| By Kathleen Atkins |
Accidents, bad ideas, and abuse are possible in any congregation of human beings, and the workplace suffers its share.
For businesses large and small, the best tools for keeping inappropriate behavior to a minimum are company guidelines and policies — and the law of the land.
Businesses need protection from employees
Company employee policies range from none to draconian. For businesses too small to have an HR department, developing a set of policies can be difficult and time-consuming. Since we’re all about efficient and effective computing, we decided to take a look at some current business guidelines and policies for Web and cell-phone use while on company time. (We’re not lawyers, so we passed on the legal aspects of policing workplace behavior.) We learned what sorts of staff behavior small businesses want to prevent and the formal steps they use to enforce business-appropriate practices.
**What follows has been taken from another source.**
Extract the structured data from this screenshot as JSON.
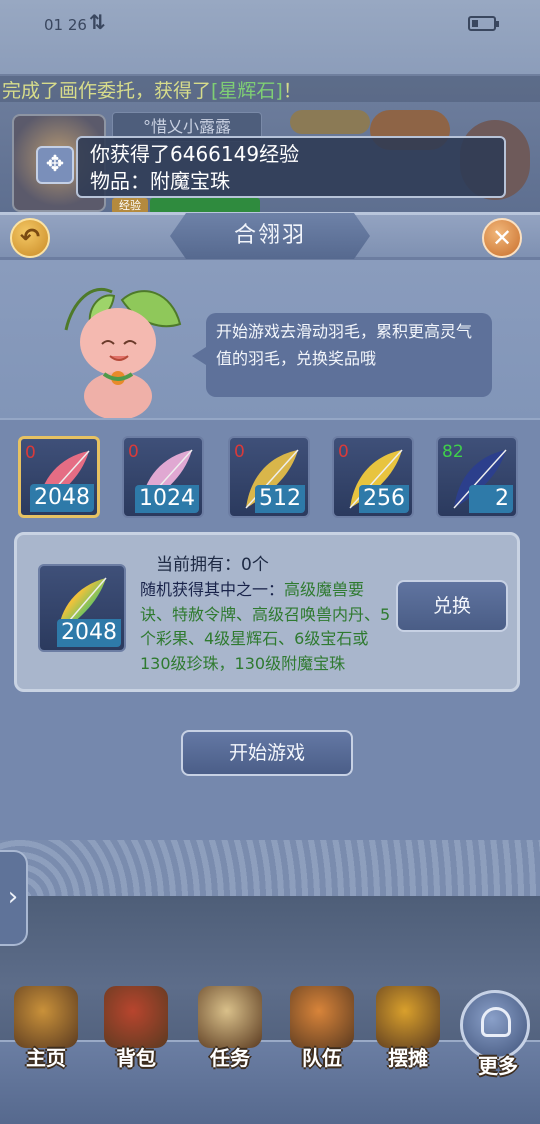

Small-business managers should also consider that, in the absence of formal guidelines, employees are essentially free to interpret what’s ethical at work in their own way. My standards are not necessarily your standards.
Take, for example, Hy-Ko Products, a medium-size manufacturing company and distributor in northeastern Ohio. It publishes common-sense guidelines and policies in its employee manual. As you’d expect, its online systems policy prohibits viewing, posting, downloading, printing, or distributing obscene materials. It prohibits copyright infringement of any software, music, games, or movies. It also prohibits any type of forgery or tampering with the company’s online systems, noting specific types of misrepresentation (such as modifying an e-mail message and forwarding it without identifying changes). Any employee committing any of these infractions is subject to disciplinary action, which can include immediate termination of employment and/or legal action.
Hy-Ko Products emphasizes that the corporate network, its components and contents, and all data stored and transmitted by Hy-Ko belong to Hy-Ko. So no employee should assume that his or her e-mail or voice mail, or data stored on a work computer, is private. It’s all subject to company access without notice. (This type of policy raises concerns among some personal-right advocates.)